By Majorie van Leijen

The possible cooperation between Dubai and France on the prevention and tracking of infectious viruses was one of the topics discussed in a meeting between the Director General of Dubai Health Authority (DHA) Issa al Maidoor and Olivier Lyon, medical advisor to the French President.

Among the methods of cooperation was the tracking of viruses through satellite. “The French Government will spare no effort to work with the Dubai government to follow and trail infectious viruses so as to prevent outbreaks and track viruses via satellites so that we can effectively deal with them," said Lyon.

In terms of tracking and following the movement of viral infections, the DHA, WHO and medical universities in France will be linked so that they can effectively identify and tackle any infectious viruses, according to DHA.

Building this infrastructure is important as Dubai will host Expo2020 and more than 60 million people are expected to visit the Emirate.
Al Maidoor said that he was pleased with the meaningful collaboration between Dubai and France.  He said the DHA aims to strengthen medical research in the Emirate and that the Authority is pleased to have signed agreements with prestigious French medical universities during this tour.
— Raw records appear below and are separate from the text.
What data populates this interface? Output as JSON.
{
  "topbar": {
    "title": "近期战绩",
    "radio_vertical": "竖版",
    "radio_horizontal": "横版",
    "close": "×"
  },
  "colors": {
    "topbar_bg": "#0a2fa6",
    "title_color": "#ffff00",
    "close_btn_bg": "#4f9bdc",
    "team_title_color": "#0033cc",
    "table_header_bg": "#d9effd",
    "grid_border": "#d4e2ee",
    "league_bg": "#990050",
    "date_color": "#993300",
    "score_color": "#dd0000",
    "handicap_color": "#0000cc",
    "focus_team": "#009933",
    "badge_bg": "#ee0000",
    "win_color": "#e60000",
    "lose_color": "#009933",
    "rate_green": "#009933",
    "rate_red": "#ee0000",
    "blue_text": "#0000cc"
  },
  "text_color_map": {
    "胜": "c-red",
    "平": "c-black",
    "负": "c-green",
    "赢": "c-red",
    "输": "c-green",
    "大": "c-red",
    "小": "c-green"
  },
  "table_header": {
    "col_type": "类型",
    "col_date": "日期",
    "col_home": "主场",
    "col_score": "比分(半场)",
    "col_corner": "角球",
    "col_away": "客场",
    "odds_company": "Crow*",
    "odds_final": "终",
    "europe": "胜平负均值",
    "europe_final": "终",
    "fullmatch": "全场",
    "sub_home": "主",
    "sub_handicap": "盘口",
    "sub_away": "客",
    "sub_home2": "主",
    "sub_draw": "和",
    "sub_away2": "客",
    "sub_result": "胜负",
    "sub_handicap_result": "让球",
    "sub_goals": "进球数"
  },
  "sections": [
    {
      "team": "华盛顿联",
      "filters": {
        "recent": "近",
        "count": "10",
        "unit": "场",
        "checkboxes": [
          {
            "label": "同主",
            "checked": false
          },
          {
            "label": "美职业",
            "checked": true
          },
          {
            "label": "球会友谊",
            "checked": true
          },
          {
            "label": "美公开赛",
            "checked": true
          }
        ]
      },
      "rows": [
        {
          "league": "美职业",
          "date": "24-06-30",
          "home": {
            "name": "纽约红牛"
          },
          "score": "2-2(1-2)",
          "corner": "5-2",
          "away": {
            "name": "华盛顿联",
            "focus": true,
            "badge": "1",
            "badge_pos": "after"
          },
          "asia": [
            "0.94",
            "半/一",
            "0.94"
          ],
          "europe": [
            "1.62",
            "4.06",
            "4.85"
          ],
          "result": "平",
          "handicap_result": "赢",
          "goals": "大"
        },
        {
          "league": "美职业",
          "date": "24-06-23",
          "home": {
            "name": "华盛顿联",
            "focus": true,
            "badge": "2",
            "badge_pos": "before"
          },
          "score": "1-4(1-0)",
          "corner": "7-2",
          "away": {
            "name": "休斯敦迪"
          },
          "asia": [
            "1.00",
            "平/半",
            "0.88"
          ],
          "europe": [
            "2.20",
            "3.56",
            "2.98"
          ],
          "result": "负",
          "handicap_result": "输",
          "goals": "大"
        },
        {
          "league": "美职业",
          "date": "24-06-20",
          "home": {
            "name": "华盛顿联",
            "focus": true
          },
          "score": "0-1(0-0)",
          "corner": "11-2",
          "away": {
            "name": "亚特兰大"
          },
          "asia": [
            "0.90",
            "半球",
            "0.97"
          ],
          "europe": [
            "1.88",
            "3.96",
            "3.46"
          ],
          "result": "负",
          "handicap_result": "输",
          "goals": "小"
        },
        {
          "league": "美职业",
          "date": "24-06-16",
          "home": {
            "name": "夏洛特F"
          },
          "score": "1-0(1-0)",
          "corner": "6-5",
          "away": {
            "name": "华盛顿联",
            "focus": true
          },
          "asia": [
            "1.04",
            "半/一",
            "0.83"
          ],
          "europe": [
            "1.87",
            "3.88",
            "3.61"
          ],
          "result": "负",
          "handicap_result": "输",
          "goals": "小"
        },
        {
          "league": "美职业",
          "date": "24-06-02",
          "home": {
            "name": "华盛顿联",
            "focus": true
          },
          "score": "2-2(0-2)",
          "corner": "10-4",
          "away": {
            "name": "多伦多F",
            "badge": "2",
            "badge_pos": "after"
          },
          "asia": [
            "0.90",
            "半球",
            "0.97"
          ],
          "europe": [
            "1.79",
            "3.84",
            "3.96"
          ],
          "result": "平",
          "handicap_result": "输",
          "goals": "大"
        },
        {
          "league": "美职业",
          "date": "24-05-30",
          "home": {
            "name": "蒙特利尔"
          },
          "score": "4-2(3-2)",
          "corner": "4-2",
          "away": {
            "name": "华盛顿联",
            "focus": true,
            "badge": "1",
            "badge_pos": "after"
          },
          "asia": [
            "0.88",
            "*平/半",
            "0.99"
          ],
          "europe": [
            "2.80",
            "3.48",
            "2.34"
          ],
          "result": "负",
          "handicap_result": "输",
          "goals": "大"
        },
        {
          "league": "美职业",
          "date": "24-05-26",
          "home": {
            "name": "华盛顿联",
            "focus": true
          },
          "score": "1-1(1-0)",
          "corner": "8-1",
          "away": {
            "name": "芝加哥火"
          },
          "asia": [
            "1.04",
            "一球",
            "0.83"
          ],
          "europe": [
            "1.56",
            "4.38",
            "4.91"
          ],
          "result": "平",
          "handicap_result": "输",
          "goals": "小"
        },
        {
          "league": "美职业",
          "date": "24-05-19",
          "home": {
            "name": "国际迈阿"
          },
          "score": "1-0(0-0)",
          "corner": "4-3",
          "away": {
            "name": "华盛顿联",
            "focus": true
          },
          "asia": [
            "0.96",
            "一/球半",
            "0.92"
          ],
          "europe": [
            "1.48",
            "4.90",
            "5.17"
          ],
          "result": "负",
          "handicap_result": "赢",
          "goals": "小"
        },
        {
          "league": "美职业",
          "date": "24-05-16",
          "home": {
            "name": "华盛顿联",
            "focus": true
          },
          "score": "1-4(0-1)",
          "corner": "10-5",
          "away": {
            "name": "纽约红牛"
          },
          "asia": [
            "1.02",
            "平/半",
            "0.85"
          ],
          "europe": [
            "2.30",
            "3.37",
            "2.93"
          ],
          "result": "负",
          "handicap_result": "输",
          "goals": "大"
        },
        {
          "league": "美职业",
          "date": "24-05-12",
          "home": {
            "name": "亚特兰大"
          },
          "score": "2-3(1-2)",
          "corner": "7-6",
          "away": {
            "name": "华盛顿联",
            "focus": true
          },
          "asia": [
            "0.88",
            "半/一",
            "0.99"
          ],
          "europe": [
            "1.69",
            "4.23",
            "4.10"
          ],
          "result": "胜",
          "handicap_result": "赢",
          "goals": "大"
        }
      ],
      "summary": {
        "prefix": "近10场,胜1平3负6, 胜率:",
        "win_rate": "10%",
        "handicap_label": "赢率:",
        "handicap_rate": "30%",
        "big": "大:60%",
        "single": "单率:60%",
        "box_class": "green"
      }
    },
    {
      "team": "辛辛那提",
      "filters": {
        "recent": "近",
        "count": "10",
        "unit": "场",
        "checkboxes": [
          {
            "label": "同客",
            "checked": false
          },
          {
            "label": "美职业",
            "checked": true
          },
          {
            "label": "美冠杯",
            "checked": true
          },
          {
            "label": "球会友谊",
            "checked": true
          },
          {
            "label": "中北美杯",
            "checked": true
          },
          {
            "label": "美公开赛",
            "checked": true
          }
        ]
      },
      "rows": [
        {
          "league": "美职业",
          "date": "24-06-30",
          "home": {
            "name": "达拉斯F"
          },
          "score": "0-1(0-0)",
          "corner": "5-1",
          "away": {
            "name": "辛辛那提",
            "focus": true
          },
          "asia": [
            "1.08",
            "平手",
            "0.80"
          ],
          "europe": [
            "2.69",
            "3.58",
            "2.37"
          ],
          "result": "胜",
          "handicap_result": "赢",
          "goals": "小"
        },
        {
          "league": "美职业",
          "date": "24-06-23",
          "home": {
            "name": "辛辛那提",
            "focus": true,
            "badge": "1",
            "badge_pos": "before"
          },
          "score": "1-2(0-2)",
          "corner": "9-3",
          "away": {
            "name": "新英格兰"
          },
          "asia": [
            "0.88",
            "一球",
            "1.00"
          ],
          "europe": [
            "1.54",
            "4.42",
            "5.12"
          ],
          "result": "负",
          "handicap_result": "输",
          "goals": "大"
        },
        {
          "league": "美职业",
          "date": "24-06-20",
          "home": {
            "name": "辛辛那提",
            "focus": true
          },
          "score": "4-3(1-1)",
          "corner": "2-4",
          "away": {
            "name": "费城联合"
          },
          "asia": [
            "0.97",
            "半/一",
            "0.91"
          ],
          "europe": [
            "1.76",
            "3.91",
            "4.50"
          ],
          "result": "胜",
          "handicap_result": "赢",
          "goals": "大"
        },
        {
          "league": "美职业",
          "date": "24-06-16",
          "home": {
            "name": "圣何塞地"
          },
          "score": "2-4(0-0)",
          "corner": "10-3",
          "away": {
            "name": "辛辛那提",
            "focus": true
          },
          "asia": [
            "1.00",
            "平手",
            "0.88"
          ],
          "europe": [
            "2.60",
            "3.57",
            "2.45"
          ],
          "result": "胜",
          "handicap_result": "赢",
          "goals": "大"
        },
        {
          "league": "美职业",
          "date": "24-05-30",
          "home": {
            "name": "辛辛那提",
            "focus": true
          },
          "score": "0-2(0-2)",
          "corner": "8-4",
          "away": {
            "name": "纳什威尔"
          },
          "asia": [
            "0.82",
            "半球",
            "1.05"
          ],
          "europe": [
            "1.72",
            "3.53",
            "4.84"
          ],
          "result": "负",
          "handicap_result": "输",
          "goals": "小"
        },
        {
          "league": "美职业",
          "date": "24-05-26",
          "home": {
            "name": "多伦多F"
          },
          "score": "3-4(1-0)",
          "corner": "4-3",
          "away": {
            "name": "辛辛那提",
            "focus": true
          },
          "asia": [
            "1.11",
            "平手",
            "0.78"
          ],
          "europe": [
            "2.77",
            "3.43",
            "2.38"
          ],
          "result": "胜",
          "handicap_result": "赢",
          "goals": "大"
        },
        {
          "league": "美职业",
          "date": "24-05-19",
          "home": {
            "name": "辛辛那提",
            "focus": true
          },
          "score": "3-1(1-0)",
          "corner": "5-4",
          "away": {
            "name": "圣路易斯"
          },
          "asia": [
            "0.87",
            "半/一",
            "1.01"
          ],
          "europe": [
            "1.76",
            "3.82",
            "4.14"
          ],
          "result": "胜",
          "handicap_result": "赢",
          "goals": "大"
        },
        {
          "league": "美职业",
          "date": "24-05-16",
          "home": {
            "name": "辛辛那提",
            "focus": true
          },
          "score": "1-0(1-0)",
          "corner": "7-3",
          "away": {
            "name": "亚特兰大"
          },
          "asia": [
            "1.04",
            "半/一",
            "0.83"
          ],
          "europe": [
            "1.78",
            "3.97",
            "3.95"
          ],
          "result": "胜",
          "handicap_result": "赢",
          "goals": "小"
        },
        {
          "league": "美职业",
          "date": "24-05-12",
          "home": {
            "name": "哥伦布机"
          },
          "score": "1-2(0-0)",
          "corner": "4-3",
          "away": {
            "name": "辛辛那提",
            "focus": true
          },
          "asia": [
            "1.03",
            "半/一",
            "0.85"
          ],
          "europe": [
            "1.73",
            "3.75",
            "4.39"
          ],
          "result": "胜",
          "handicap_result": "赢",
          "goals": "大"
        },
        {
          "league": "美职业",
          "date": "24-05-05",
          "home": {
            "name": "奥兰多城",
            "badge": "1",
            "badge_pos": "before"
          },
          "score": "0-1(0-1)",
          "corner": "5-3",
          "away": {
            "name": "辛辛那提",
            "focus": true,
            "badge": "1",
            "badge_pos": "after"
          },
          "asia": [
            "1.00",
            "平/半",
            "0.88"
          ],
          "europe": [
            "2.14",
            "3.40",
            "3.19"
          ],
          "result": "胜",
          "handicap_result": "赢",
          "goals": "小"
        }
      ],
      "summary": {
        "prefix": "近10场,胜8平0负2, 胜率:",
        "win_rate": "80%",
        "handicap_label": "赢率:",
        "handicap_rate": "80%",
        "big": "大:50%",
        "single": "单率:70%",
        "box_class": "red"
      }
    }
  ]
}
Satellite tracking of viruses has become a preferred method of virus monitoring in various countries. Last decennium, the method was adopted by NASA in an attempt to follow the West Nile virus. Through satellite imagery, researchers identified features that could stimulate the existence and spread of the virus, such as patterns of vegetation, rainfall and land-surface temperatures.

Although it was not mentioned which viruses would be the focus of interest in the framework of the partnership between Dubai and France, Lyon stated that cooperation between the parties was important for both sides as Dubai lies on the borders of Africa and Asia.

"With regard to viral exchange, it is important to begin building the infrastructure and research facilities to tackle infectious viruses," he added.

Spread of infectious diseases on the increase recently the spread of the Middle East Respiratory Syndrome coronavirus (MERS-CoV), has caused concern among health care workers and policy makers. On February 3, 2014 an additional laboratory-confirmed case was reported in Abu Dhabi, while a month earlier the first Dubai-based case was diagnosed. Although the virus is most prevalent in the KSA, specialists have called for vigilance especially among travellers in the region.

However, the most challenging infectious disease in Dubai is chicken-pox, said Fatma al Attar, who heads Dubai’s Travelers Clinic, earlier to this website.

According to Wasif Muhammad Alam, Director of the Public Health and Safety Department at DHA, chicken-pox but also hand to mouth diseases or food and water borne diseases are currently not screened in the region and therefore form a heightened challenge in the UAE.

Generally, the spread of infectious diseases is on the increase in Dubai, said Rasha Salama, Senior Specialist at the same department recently at Arab Health Exhibition and Congress.

“The increase in prevalence of many infectious diseases together with the on-going evolution of viral and microbial variants, and selection for drug resistance, suggests that infections will continue to emerge, and probably increase,” she said.

“This emphasises the urgent need for effective surveillance and control in the region. Early warning of emerging and re-emerging infections depends on our ability to identify unusual patterns and occurrences as early as possible. Information exchange and collaboration with GCC countries is, therefore, essential,” she added.

(Home page image courtesy Shutterstock)